Collect all lines from the listing that include the string "this".

'''

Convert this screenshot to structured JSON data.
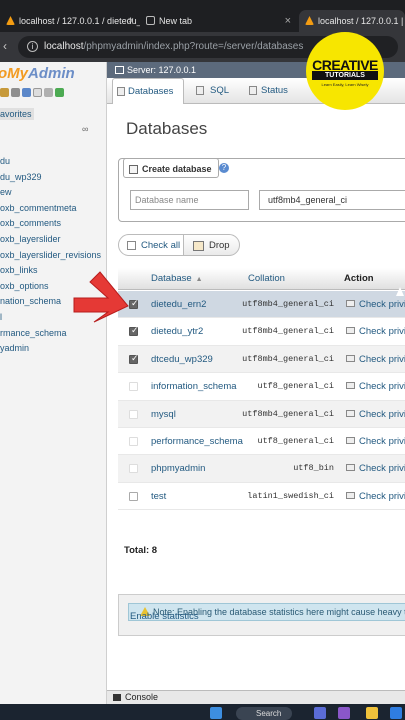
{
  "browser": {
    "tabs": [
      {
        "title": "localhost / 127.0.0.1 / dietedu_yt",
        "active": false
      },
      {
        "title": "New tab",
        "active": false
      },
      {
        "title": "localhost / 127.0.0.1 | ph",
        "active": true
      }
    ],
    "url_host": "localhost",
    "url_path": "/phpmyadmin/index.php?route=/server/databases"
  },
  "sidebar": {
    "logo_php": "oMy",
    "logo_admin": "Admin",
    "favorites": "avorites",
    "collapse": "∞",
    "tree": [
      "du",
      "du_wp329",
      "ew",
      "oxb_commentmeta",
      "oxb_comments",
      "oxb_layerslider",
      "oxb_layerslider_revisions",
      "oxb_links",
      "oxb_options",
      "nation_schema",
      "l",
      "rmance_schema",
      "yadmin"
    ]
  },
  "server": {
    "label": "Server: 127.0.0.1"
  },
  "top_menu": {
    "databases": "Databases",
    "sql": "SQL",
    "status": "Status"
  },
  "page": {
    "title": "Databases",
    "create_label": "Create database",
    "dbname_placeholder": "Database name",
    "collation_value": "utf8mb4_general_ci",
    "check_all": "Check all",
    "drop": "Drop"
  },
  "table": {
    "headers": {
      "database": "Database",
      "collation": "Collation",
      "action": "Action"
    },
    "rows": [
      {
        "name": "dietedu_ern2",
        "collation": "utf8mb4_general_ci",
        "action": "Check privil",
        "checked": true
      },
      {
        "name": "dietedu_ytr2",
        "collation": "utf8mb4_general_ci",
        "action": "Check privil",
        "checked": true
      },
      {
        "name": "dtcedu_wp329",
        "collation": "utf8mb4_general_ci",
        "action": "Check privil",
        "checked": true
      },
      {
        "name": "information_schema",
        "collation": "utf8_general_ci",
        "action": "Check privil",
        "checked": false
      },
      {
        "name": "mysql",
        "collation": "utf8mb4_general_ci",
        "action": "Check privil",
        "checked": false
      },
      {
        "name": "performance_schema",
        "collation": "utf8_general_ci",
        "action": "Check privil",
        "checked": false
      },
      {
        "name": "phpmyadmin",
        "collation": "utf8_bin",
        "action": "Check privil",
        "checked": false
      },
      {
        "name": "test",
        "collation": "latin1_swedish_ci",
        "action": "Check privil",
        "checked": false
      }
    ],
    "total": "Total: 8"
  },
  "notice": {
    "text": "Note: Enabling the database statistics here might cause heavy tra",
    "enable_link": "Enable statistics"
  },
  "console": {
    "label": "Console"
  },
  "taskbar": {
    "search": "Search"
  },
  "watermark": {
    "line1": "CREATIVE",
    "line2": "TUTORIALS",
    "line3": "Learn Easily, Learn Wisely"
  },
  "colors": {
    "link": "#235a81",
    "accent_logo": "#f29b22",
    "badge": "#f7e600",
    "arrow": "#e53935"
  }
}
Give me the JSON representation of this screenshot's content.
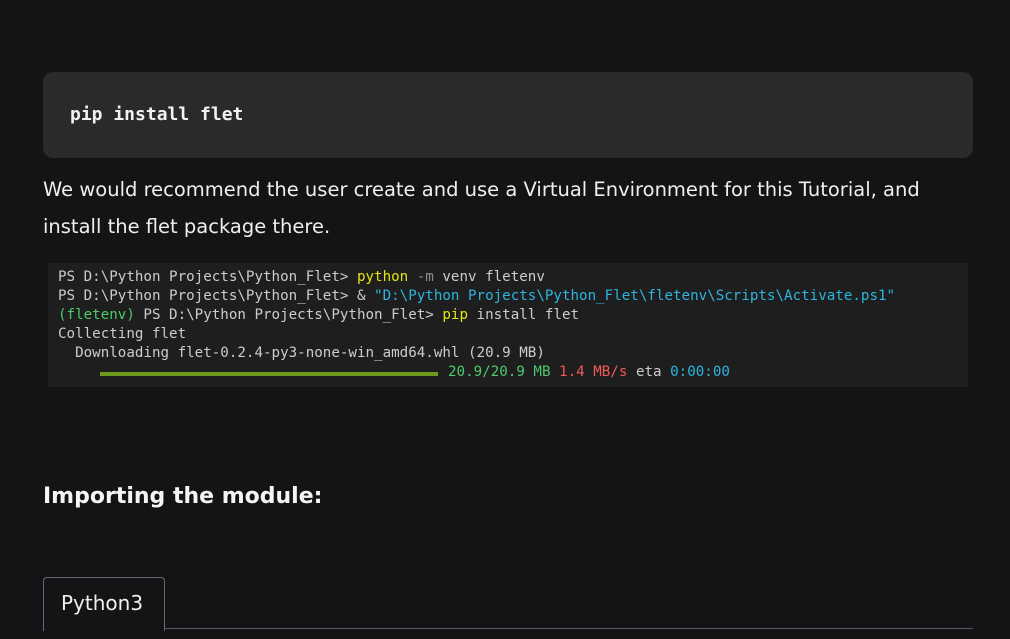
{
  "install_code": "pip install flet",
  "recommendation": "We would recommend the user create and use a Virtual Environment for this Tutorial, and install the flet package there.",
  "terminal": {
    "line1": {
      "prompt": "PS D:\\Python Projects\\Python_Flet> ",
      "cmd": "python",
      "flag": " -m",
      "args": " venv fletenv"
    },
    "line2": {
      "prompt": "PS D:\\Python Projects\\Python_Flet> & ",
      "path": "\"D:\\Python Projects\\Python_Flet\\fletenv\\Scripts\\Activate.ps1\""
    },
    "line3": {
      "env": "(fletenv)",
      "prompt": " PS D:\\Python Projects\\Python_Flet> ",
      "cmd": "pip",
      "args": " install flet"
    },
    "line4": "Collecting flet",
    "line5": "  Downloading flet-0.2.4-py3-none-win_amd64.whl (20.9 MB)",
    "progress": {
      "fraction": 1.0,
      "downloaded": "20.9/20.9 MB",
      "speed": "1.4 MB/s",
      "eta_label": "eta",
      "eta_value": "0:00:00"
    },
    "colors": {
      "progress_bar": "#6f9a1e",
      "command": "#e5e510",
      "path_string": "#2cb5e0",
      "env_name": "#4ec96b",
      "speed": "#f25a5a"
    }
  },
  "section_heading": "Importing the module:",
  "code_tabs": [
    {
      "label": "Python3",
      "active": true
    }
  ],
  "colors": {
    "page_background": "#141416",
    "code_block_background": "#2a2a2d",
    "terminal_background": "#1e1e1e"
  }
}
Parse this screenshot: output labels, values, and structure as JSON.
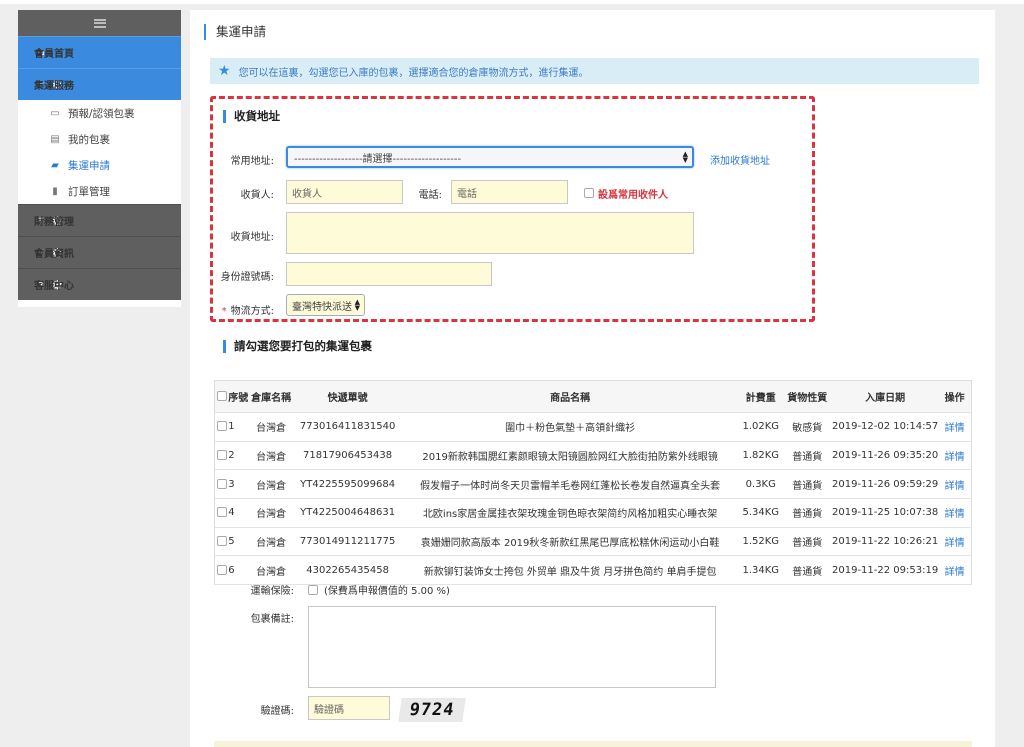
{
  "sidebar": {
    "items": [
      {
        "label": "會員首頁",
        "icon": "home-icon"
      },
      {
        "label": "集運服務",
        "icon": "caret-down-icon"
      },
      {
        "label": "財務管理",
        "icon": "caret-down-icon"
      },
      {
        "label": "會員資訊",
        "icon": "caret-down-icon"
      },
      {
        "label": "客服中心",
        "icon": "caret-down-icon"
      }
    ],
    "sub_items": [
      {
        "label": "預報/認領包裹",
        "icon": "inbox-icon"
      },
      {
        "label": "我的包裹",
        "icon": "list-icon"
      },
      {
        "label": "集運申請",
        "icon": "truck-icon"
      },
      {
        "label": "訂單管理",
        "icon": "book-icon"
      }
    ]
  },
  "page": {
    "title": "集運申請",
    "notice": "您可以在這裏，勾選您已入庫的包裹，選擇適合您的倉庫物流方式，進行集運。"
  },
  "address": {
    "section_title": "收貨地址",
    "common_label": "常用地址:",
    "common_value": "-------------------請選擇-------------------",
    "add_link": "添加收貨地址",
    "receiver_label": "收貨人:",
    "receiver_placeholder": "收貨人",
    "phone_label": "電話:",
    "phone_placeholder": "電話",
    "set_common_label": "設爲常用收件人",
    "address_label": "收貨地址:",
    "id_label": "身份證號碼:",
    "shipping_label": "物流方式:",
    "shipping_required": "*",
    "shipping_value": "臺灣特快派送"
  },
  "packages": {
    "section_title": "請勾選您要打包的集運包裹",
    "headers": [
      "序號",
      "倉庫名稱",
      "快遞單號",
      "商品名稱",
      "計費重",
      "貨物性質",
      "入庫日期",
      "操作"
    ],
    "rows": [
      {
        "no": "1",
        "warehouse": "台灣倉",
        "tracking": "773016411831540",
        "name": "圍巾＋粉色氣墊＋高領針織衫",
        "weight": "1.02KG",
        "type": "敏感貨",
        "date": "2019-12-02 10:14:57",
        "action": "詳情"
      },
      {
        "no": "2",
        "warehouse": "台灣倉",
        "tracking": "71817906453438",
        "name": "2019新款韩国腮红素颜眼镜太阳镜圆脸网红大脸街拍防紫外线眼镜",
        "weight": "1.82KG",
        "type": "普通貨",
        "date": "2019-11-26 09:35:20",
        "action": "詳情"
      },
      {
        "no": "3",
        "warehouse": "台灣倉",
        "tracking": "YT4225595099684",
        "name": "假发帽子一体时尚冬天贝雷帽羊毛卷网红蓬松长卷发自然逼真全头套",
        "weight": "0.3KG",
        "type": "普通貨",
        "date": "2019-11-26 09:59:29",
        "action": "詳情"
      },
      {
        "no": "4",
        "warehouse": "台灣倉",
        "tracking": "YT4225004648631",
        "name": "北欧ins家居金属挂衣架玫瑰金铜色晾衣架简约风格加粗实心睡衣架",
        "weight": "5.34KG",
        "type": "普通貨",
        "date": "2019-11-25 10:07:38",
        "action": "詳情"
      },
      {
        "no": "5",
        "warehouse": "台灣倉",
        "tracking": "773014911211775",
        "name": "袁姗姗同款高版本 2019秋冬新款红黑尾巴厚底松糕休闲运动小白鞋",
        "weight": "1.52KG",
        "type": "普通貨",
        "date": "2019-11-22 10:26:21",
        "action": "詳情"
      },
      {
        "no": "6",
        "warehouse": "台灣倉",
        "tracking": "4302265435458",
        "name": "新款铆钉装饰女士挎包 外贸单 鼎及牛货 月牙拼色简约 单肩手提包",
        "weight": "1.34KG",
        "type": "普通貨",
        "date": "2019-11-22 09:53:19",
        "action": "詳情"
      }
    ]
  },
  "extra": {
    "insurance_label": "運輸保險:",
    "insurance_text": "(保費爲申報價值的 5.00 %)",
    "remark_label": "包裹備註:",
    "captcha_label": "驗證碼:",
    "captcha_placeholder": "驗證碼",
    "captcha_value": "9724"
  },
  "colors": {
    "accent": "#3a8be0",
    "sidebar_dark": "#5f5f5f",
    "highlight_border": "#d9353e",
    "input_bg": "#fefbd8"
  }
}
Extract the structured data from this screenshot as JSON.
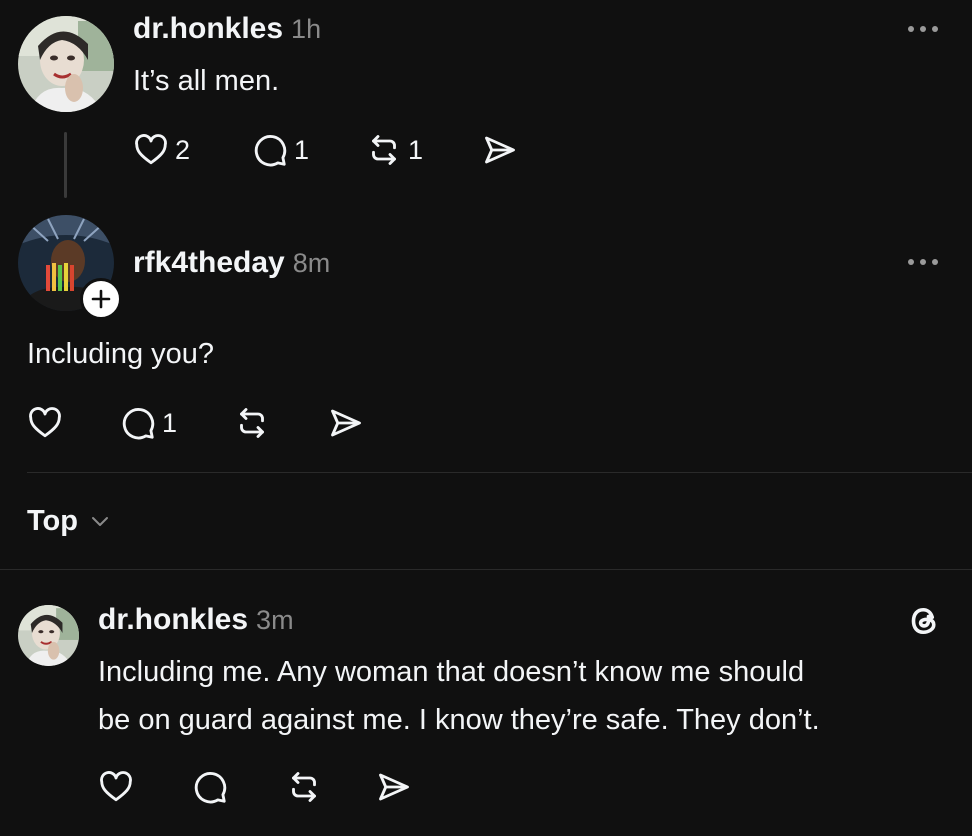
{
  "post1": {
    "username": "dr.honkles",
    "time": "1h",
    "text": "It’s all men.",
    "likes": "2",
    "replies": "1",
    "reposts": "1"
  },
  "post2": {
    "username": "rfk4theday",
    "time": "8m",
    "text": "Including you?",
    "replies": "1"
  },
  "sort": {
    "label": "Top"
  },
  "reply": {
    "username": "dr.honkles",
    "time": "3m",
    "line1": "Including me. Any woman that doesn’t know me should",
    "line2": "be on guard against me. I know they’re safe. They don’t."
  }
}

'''

§ Exercise answer
Convert this screenshot to structured JSON data.
Give me the JSON representation of this screenshot's content.
  "recommendation": "We would recommend the user create and use a Virtual Environment for this Tutorial, and install the flet package there.",
Parse this screenshot: output labels, values, and structure as JSON.
Extract the structured data from this screenshot as JSON.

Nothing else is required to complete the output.